Barns 1 through 6, those closest to Route 36, face the most severe flooding threat, according to Horace Smith, Monmouth’s assistant vice president/operations. He cited a late November ‘Noreaster in 1992 that flooded that area so badly that large metal manure bins crashed through the restraining walls and wound up on the local roads.

The six barns house about 300 horses and their trainers were given several options including relocating to the 50 empty stalls elsewhere on the backstretch, moving the horses to local farms and training centers or relocating to the Meadowlands where a harness meet just concluded and 300 to 400 stalls are available.

Another concern is the safety of the backstretch community of assistant trainers, grooms, and hotwalkers.

“We have to hunker down and come up with a plan,” said vice president and general manager Bob Kulina. “We could relocate the people to the rec hall, or the first floor of the grandstand.”

Other than that, all everyone can do is hope for the best.

“We have to hope that this old facility holds up,” Kulina said.

Currency Swap will use Sapling as a back-up plan

Terri Pompay thought Currency Swap was something special right from the start.

The colt proved her right, winning his debut at Saratoga by six commanding lengths in one of the most impressive efforts of the meet by a 2-year-old.

Currency Swap posted an impressive 98 Beyer Figure in that first race and is now headed for bigger things.

“When we got him in from the farm in Florida, he did everything like a class horse,” Pompay said. “He’s a pretty mover, smart. As he progressed, we liked him more and more. We think he’s really a special horse. Hopefully, we can keep him sound as he is and he’ll show us what he can do.”

Pompay is leaning toward running Currency Swap in the Grade 1 Hopeful at Saratoga on Labor Day with the Grade 3 Sapling at Monmouth on Saturday, Sept. 3, a fallback position.
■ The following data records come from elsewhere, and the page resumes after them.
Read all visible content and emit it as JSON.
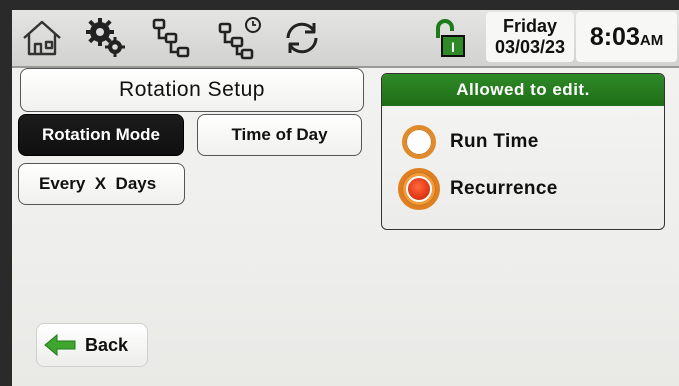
{
  "topbar": {
    "icons": [
      "home-icon",
      "settings-gears-icon",
      "program-tree-icon",
      "schedule-tree-icon",
      "sync-icon",
      "unlocked-padlock-icon"
    ],
    "day": "Friday",
    "date": "03/03/23",
    "time": "8:03",
    "ampm": "AM"
  },
  "left": {
    "title": "Rotation Setup",
    "buttons": {
      "rotation_mode": "Rotation Mode",
      "time_of_day": "Time of Day",
      "every_x_days": "Every  X  Days"
    }
  },
  "edit_panel": {
    "header": "Allowed to edit.",
    "options": [
      {
        "label": "Run Time",
        "selected": false
      },
      {
        "label": "Recurrence",
        "selected": true
      }
    ]
  },
  "back": {
    "label": "Back"
  },
  "colors": {
    "accent_green": "#2e8a26",
    "radio_orange": "#e28a2a",
    "selected_button": "#111111"
  }
}
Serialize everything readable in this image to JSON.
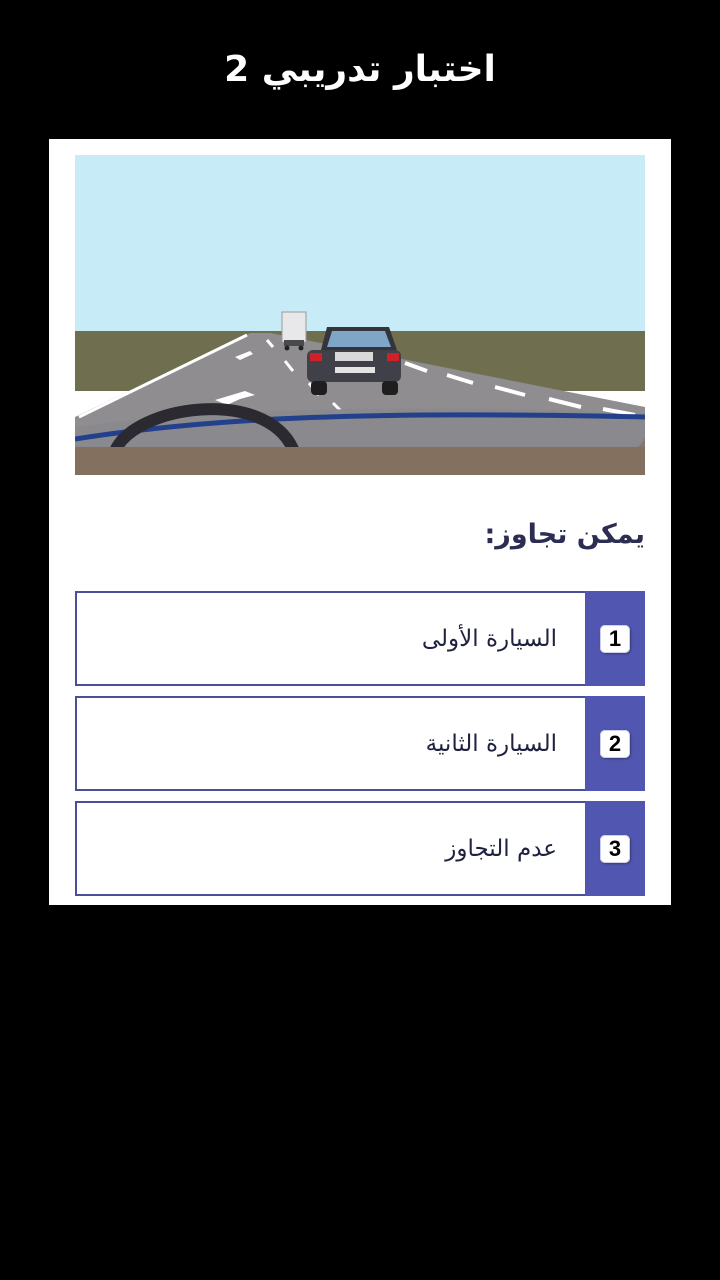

“We’re pointing toward the Hopeful but it all depends on the weather scenario next weekend,” Pompay said. “If it looked like a sloppy track up there, we would stay here and do the Sapling.”